> **Problem to solve**:
For the records below, the count of lines that hold "sublabel" is required; give only that number.

━━━━━ Data listing

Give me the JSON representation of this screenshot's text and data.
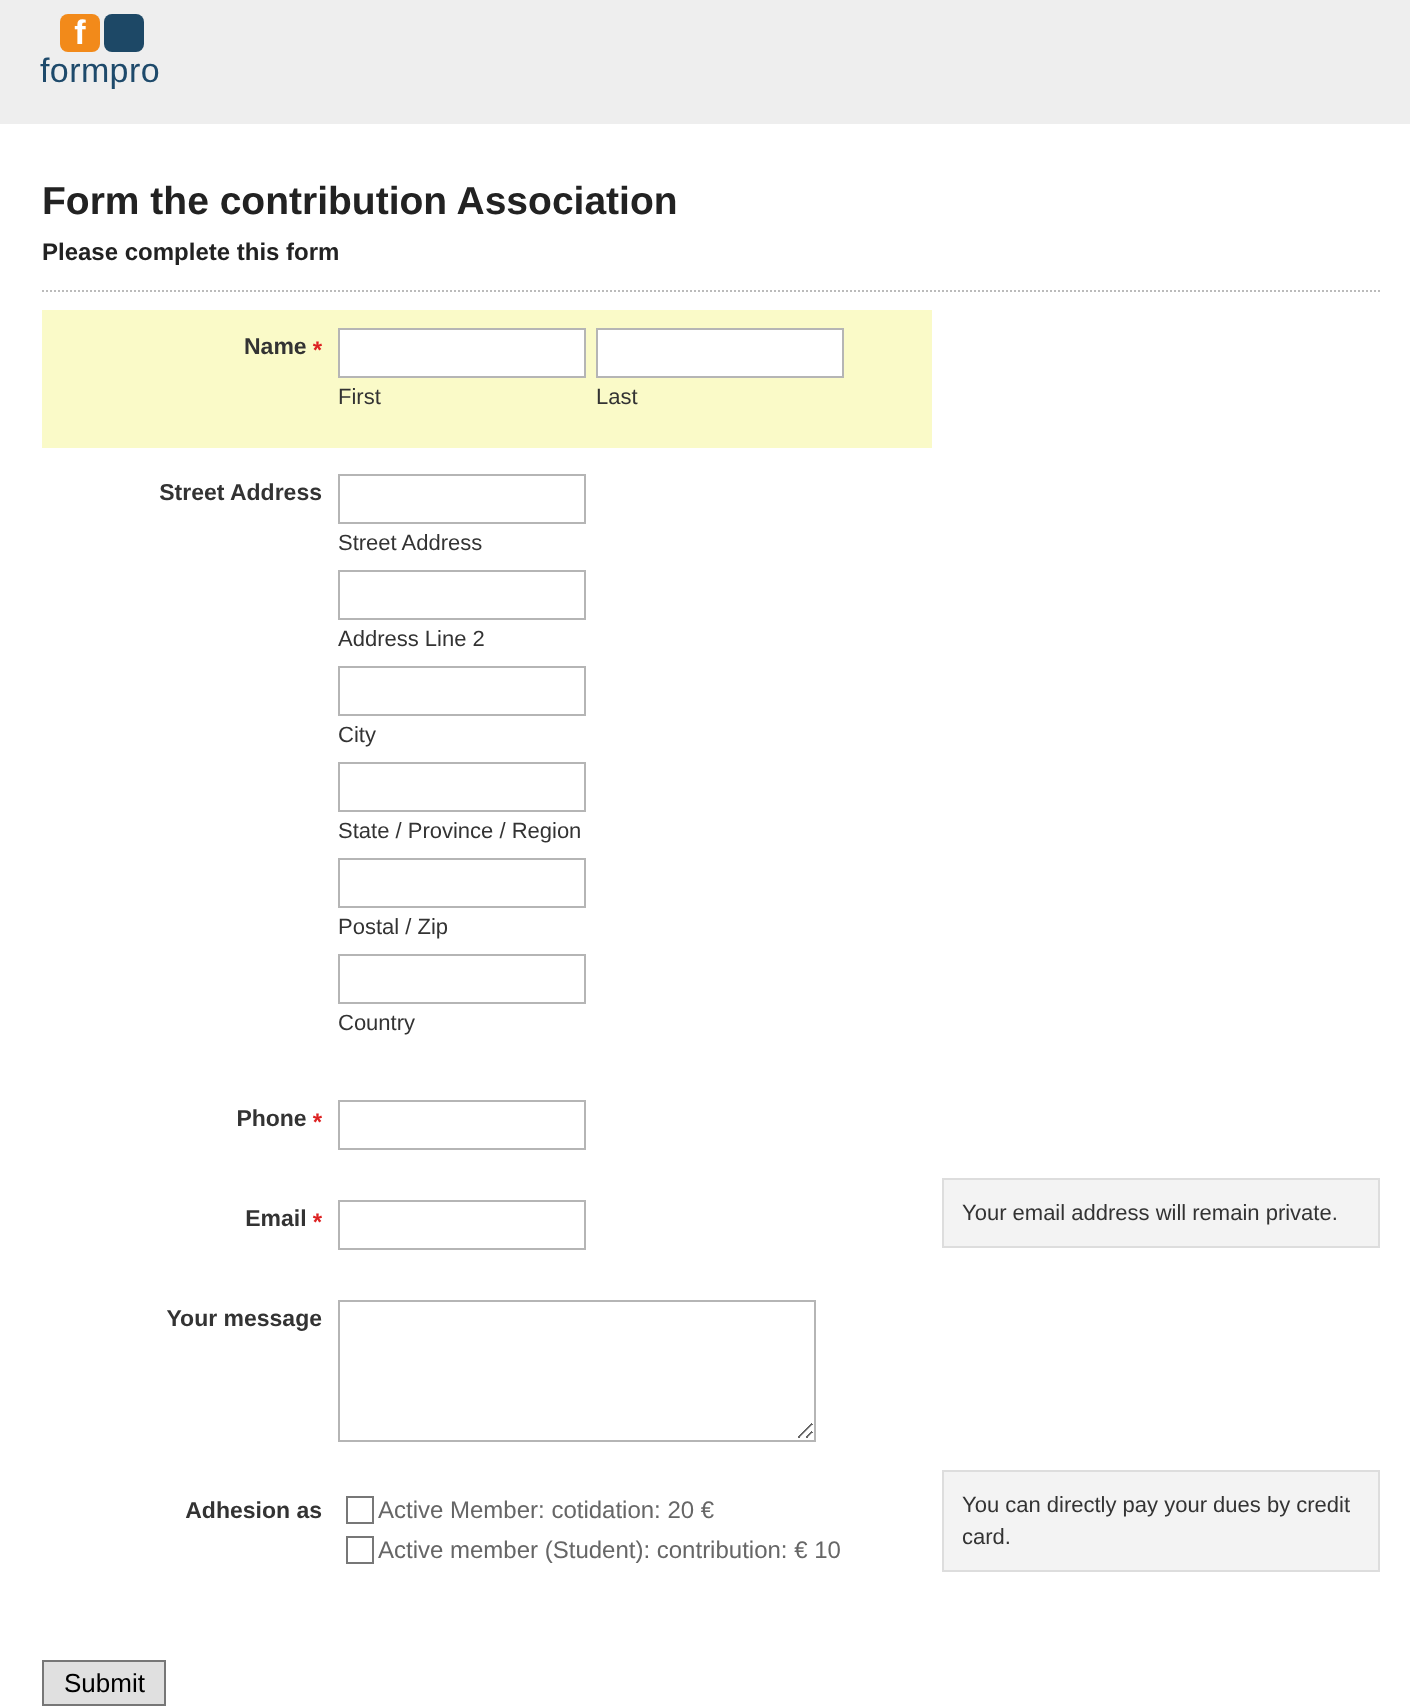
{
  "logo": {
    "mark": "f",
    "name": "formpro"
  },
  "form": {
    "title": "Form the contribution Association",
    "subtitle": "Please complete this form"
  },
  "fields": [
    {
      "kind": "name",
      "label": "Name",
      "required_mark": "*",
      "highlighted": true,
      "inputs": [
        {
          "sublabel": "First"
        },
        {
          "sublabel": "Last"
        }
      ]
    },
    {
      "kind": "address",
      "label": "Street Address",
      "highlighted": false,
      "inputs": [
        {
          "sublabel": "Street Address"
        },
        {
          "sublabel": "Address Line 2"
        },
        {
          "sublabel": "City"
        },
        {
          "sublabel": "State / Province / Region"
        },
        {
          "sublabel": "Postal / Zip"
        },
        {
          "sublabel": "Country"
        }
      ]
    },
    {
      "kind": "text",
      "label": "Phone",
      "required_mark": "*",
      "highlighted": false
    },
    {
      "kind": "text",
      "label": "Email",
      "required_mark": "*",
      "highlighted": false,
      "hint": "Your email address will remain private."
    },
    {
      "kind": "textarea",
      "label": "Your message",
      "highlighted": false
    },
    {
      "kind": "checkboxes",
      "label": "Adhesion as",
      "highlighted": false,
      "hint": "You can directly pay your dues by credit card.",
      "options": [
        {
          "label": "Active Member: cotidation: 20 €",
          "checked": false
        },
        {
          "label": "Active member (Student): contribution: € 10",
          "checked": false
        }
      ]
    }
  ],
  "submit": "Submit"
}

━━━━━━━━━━
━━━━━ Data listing

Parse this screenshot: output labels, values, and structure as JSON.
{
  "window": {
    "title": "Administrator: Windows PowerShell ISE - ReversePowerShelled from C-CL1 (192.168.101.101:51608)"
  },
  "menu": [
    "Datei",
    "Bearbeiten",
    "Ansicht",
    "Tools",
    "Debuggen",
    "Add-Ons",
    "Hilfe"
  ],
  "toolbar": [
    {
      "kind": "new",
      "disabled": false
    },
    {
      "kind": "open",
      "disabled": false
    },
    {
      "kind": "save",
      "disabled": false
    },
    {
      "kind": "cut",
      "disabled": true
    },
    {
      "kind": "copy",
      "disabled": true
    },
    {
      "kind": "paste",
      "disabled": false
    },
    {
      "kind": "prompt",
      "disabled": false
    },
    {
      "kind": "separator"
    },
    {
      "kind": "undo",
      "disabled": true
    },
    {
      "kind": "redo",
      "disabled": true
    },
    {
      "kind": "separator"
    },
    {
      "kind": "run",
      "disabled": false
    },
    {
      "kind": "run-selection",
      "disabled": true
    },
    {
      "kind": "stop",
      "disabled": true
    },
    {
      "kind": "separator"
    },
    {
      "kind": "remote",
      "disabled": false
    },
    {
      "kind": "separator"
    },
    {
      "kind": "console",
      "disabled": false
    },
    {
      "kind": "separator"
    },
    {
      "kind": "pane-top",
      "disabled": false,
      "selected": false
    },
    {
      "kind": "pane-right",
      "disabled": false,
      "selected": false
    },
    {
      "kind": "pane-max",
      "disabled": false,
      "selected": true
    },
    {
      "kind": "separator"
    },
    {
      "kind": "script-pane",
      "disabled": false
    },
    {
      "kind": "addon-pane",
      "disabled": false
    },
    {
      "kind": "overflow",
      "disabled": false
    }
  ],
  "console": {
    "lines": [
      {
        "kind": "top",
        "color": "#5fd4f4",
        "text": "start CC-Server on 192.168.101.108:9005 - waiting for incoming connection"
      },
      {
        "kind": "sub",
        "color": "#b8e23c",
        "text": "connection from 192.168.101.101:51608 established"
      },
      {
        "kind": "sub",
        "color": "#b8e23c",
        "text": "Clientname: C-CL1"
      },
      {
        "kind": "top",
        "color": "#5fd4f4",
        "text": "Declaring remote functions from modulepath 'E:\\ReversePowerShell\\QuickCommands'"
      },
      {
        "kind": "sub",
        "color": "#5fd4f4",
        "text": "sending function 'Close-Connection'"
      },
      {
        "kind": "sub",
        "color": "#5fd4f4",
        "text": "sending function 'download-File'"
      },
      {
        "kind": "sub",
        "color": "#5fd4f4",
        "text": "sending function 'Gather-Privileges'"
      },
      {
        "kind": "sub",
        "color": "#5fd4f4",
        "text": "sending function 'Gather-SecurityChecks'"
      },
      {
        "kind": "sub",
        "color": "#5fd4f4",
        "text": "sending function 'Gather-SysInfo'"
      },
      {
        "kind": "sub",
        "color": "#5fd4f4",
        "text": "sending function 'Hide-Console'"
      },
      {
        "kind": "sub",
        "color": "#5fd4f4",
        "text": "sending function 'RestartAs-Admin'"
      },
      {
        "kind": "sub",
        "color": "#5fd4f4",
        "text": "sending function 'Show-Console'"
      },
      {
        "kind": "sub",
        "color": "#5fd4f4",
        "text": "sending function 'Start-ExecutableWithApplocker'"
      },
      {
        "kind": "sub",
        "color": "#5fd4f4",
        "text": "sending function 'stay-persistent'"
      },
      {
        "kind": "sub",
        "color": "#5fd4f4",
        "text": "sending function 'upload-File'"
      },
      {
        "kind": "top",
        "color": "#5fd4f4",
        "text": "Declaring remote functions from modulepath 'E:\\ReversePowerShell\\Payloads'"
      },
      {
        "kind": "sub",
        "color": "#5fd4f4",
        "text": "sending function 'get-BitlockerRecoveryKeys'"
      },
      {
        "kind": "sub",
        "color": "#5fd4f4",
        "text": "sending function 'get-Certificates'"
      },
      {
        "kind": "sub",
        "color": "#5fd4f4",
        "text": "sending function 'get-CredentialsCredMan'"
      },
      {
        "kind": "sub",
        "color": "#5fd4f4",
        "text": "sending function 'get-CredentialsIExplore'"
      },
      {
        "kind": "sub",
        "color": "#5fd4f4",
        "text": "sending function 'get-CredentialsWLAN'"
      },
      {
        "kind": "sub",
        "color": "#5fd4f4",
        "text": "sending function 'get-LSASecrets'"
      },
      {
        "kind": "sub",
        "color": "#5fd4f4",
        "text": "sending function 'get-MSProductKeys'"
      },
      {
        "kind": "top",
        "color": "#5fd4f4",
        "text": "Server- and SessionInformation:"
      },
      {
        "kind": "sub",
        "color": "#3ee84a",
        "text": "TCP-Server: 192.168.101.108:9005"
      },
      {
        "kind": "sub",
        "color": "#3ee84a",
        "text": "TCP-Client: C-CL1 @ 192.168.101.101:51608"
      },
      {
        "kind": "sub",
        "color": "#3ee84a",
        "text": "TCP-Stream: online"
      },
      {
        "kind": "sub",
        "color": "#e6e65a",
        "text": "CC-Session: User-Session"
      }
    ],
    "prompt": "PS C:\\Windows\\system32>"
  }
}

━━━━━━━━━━
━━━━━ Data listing

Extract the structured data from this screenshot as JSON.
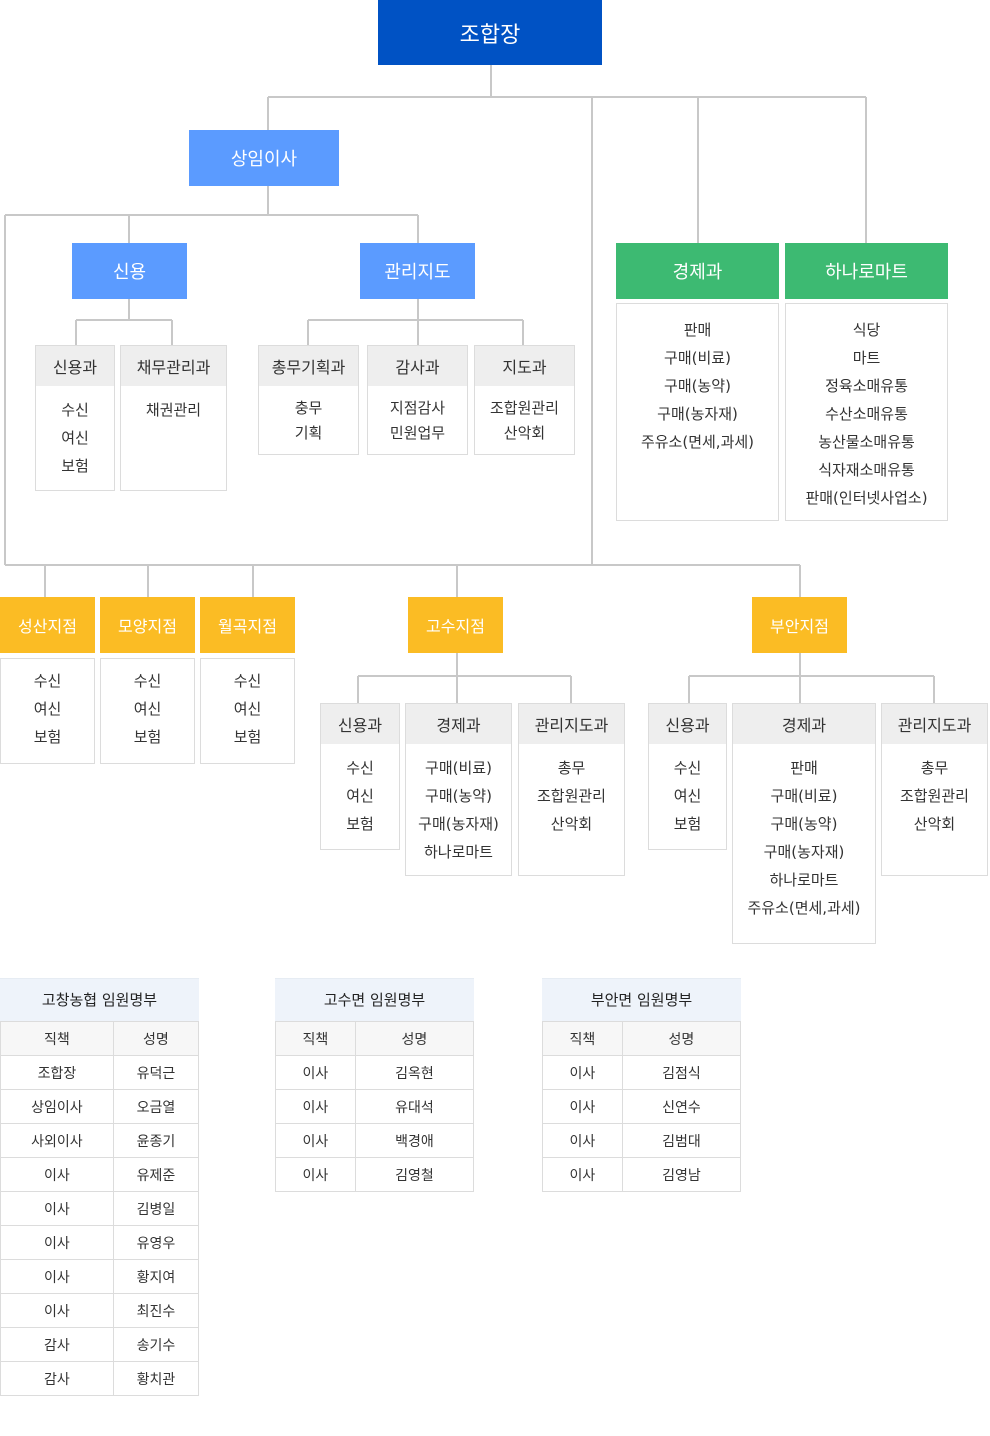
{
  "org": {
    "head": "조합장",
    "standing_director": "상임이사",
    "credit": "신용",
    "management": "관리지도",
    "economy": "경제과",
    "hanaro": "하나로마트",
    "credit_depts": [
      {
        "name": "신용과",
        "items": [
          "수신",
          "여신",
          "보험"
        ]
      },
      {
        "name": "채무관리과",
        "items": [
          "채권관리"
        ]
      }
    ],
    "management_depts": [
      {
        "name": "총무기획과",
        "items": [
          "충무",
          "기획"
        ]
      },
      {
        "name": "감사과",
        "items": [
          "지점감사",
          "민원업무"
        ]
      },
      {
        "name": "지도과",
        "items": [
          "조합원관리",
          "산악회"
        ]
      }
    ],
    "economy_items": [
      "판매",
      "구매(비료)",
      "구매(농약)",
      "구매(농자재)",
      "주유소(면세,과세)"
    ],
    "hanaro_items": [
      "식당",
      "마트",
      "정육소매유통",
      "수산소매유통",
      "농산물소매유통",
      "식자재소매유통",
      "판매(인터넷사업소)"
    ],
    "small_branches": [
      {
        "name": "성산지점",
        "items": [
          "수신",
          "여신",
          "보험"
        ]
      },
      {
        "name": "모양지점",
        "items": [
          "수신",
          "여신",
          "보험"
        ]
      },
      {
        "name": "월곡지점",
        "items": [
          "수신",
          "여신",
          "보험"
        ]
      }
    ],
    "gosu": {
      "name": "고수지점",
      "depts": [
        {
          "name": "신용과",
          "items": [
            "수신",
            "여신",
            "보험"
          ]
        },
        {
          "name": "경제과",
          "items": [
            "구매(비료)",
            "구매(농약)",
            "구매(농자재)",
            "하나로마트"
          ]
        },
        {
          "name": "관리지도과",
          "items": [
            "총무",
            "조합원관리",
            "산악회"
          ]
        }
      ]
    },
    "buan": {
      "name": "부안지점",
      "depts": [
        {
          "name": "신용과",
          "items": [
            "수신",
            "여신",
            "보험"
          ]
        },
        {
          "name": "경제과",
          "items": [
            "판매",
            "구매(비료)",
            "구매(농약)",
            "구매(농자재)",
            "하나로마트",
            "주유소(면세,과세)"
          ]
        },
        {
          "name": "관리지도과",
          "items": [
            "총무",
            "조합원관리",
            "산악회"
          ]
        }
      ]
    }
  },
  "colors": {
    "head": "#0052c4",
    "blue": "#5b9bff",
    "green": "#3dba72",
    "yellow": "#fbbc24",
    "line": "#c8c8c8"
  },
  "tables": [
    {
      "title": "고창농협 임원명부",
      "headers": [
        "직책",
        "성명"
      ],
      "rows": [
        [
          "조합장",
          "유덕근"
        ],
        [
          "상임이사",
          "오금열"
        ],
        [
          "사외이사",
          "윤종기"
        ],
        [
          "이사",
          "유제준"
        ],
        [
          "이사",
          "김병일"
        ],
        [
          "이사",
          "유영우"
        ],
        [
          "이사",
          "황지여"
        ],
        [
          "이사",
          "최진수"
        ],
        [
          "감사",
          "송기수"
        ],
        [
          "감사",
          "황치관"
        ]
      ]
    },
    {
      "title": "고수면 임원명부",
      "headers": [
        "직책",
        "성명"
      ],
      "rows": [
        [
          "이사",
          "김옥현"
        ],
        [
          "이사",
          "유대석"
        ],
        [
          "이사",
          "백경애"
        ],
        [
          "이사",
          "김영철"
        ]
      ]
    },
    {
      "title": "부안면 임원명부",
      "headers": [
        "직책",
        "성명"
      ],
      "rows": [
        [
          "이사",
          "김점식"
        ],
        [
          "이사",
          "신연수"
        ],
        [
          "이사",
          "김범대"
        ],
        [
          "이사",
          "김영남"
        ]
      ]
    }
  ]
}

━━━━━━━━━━

> **Your response**:
8